▶ _WHAT THE TASK REQUIRES_: The lines below that include "días" are to be found and copied.

(Stored entries)
[Start of Attachment]

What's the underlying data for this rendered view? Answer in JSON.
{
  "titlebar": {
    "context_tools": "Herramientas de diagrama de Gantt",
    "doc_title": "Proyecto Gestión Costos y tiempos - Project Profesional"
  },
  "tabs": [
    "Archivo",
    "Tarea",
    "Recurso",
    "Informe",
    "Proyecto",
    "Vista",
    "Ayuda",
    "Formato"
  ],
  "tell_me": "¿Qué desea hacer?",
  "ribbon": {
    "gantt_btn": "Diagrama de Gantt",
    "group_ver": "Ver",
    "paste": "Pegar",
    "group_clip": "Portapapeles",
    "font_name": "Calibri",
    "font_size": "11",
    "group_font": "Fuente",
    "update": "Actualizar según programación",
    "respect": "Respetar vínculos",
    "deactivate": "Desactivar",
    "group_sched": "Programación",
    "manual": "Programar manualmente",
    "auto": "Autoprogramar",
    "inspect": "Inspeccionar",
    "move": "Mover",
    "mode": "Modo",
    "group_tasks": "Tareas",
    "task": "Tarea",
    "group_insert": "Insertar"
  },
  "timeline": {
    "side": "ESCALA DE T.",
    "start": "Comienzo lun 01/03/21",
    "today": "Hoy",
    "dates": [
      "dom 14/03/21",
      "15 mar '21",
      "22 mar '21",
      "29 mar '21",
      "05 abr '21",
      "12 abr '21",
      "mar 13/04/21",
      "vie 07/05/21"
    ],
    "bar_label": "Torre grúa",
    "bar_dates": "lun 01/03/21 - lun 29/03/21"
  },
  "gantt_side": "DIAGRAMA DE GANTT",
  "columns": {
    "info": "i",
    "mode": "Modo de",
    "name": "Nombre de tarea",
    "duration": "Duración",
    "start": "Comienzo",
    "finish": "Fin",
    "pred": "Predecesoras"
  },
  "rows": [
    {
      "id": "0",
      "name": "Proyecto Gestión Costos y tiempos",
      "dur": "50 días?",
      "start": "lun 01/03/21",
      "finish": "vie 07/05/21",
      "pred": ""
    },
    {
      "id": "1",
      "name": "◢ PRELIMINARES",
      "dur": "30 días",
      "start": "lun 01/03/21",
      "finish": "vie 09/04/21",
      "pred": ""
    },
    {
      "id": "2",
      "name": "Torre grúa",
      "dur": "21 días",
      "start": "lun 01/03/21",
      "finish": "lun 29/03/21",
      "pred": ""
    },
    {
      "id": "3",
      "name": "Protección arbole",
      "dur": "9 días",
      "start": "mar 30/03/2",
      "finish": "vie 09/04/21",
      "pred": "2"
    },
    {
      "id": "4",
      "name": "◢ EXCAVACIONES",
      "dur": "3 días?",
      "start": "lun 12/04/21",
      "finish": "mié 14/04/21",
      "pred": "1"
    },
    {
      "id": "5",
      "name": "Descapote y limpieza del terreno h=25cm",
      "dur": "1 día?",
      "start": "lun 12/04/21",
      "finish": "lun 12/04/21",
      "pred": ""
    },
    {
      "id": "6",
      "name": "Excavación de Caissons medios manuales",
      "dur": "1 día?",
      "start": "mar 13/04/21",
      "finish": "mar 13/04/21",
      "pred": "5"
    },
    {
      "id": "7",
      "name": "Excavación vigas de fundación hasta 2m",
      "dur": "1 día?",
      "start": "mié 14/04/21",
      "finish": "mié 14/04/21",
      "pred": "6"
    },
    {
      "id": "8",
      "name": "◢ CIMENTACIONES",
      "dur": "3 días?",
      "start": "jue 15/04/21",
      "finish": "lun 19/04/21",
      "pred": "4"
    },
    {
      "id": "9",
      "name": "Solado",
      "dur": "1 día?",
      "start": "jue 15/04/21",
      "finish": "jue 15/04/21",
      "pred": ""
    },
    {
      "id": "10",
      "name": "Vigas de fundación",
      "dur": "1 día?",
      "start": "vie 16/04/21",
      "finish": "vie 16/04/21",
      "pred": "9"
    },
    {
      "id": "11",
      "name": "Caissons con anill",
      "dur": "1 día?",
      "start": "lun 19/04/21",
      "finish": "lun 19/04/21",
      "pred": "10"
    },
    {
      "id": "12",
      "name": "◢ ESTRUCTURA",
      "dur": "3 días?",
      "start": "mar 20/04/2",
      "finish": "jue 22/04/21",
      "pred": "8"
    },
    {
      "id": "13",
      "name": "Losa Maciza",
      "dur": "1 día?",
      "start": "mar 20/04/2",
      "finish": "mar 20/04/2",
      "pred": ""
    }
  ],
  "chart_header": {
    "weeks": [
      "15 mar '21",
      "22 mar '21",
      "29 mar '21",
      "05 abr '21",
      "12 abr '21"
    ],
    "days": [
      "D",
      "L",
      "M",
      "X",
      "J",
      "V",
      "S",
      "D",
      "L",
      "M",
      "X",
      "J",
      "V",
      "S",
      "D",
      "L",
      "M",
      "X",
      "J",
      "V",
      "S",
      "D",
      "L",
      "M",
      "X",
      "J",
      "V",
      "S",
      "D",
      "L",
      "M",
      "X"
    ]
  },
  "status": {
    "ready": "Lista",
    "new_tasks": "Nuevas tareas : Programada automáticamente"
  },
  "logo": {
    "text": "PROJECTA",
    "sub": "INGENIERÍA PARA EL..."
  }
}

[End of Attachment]

▶ _REPLY_:
      "dur": "50 días?",
      "dur": "30 días",
      "dur": "21 días",
      "dur": "9 días",
      "dur": "3 días?",
      "dur": "3 días?",
      "dur": "3 días?",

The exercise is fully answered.